“We thought that we could dispense with a national strategy, we didn’t have to think about our agricultural and fishing or industrial policies,” he said.

The economist warned that the Portuguese had to reduce their dependence on the State and instead encourage productive investment.

“That’s the only way we will improve the lives of the Portuguese in general,” he said.

If the Portuguese wanted more jobs then they had to be more innovative, productive and competitive.

“It’s the only solution and we have to raise the benchmark and strictly monitor it,” he said, adding that excuses that Portugal was a small and peripheral country simply didn’t wash since other small and peripheral countries had succeeded in Europe and Asia.

Neither was it any good making false comparisons with the problems of Greece, Italy, Ireland or Spain.

“We have a dual problem: a public accounts deficit and a balance of payments deficit. Pointing to others’ problems might avoid the stress but it won’t solve our problems,” he explained.

Instead Portugal had to find a way to get other countries to invest in Portugal and that implied structural reforms to the labour market, the tax system, the judicial system and education.

“This is not as easy as it seems; we’re facing a political, cultural and moral problem and we’ve been talking about reforms since 1978 but haven’t seriously tackled the systemic problems,” he added.

The reasons were that successive parties and governments only cared about winning the next election or gaining another term in office.

He also slammed a lack of government fiscal supervision and holding to account by Portugal’s institutional parliamentary bodies.

“In Portugal, MPs depend on the parties and government to get elected; the parties established who would be voted into Parliament”, creating a system of incestuous party clientism.

“We need greater civic involvement, stricter monitoring of what governments do, if we don’t change the electoral law then there’s no escape,” he warned.

But a change of culture and behaviour wouldn’t happen overnight, but change it would have to sooner or later.

Now what the Portuguese failed to demand of their MPs and the MPs failed to demand of their government was now being introduced by outside agencies like the EU and IMF.

“Now we have some friends who drop by every three months and make sure we’re behaving ourselves,” he said.

The only solution was to be proactive in the next few months, to seriously frontload with substantial and rapid reforms – the 20 essential measures that the IMF and EU had identified as necessary.

“Only then will foreign and Portuguese investors and the markets believe that we are serious,” he added, warning that if these reforms weren’t implemented, Portugal would end up like Greece.
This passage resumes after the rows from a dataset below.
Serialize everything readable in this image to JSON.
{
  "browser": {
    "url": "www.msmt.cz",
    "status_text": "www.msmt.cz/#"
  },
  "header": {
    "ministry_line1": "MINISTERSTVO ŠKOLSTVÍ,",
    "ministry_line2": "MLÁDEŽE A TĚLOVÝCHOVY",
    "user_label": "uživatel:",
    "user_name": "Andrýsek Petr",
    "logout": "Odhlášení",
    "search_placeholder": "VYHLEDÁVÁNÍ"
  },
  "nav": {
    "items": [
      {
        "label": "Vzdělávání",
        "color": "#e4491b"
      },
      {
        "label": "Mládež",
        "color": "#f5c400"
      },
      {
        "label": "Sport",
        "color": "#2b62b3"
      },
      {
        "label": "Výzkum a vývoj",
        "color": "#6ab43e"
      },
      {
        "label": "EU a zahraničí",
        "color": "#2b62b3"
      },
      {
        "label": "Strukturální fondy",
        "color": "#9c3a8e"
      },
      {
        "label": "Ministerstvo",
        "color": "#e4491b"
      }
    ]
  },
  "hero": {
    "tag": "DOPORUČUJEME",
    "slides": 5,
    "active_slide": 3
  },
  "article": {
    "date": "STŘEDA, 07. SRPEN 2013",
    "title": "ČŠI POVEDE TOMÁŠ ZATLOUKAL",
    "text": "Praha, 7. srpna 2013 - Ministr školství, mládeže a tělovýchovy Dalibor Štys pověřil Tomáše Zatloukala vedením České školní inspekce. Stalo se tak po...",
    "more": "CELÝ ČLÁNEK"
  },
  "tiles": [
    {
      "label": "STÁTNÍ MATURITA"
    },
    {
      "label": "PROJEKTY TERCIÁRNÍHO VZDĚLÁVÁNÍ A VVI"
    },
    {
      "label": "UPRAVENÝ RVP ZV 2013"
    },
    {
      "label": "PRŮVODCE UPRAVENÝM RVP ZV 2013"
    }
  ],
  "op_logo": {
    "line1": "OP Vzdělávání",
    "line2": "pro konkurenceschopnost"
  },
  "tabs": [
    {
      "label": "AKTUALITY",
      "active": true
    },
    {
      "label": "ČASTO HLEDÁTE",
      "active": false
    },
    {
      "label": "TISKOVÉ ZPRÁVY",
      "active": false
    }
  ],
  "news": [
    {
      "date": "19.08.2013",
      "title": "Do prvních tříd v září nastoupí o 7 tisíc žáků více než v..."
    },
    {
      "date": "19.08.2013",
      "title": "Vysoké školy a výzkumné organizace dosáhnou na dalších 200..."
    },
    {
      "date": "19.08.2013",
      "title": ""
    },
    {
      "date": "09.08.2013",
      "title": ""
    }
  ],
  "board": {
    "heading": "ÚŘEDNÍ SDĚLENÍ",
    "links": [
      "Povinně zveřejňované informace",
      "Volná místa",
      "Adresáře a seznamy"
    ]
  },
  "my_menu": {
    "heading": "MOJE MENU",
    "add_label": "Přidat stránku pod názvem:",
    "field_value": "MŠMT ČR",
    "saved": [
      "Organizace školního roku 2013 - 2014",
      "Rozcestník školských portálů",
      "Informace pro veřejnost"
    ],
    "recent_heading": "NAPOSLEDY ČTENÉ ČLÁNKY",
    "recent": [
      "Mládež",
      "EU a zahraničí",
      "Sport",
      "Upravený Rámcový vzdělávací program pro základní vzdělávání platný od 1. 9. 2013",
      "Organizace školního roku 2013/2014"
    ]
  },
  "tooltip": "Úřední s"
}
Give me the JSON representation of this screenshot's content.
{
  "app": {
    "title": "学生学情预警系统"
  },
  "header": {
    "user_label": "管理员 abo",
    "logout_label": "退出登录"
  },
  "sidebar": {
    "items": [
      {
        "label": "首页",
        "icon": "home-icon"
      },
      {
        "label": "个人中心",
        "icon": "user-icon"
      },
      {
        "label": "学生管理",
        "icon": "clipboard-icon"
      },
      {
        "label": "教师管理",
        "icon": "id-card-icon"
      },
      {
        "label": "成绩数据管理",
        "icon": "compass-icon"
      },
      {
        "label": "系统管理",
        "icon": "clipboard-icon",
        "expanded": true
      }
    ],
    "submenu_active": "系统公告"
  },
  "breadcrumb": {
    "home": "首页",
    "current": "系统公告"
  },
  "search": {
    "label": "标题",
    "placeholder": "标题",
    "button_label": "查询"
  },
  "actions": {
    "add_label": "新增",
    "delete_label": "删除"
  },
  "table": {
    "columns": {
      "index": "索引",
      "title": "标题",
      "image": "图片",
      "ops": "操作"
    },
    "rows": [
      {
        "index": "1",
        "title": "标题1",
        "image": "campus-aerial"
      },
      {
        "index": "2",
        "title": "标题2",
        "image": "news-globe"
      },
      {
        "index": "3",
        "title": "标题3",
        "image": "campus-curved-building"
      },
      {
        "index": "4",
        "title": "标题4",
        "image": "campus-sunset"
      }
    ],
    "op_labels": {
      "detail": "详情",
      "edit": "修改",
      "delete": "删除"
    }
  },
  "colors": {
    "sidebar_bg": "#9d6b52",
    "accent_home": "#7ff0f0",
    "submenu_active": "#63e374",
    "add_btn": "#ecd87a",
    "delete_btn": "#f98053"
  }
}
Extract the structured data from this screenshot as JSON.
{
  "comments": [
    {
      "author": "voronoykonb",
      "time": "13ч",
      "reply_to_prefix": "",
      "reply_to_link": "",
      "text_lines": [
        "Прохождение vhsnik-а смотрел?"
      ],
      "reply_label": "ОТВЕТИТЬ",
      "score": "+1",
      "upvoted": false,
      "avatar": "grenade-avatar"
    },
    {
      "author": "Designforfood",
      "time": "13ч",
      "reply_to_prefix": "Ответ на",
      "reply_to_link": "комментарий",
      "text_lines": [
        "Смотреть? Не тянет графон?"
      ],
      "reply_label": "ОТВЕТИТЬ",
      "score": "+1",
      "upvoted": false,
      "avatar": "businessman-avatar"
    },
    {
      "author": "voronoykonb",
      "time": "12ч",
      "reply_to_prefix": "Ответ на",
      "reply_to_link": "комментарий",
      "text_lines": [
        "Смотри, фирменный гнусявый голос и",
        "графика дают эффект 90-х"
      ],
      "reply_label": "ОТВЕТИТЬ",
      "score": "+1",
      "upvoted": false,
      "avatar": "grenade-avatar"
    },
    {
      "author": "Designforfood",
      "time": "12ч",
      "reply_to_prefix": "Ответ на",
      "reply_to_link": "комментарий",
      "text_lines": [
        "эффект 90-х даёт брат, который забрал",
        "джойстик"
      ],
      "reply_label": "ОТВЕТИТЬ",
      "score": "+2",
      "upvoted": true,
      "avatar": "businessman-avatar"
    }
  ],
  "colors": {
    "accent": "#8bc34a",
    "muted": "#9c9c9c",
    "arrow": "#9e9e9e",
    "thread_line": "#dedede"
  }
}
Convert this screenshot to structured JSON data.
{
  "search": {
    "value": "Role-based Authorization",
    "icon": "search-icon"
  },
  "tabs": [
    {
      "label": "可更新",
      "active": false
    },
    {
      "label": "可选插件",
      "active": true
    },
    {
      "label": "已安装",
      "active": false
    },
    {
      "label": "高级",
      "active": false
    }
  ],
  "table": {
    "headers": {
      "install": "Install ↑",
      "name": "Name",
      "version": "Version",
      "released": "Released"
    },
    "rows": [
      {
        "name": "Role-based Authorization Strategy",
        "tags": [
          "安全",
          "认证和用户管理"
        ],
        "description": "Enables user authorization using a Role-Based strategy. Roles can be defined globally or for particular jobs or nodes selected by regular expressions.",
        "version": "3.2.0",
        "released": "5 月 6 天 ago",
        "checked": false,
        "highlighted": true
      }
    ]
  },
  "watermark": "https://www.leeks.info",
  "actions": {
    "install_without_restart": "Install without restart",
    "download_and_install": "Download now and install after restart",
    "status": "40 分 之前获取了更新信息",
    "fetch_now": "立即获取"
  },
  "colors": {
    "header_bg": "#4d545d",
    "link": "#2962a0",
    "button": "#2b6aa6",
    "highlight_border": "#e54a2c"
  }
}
“We have to get rid of the notion that we have colonies, that the Government will resolve everything. Now we have to compete in the world market.

“We are on the threshold of a great economic, social and cultural change, we’re turning the page and I’m more optimistic today than I was a year ago because we are in a big mess and the Portuguese finally understand that,” he said.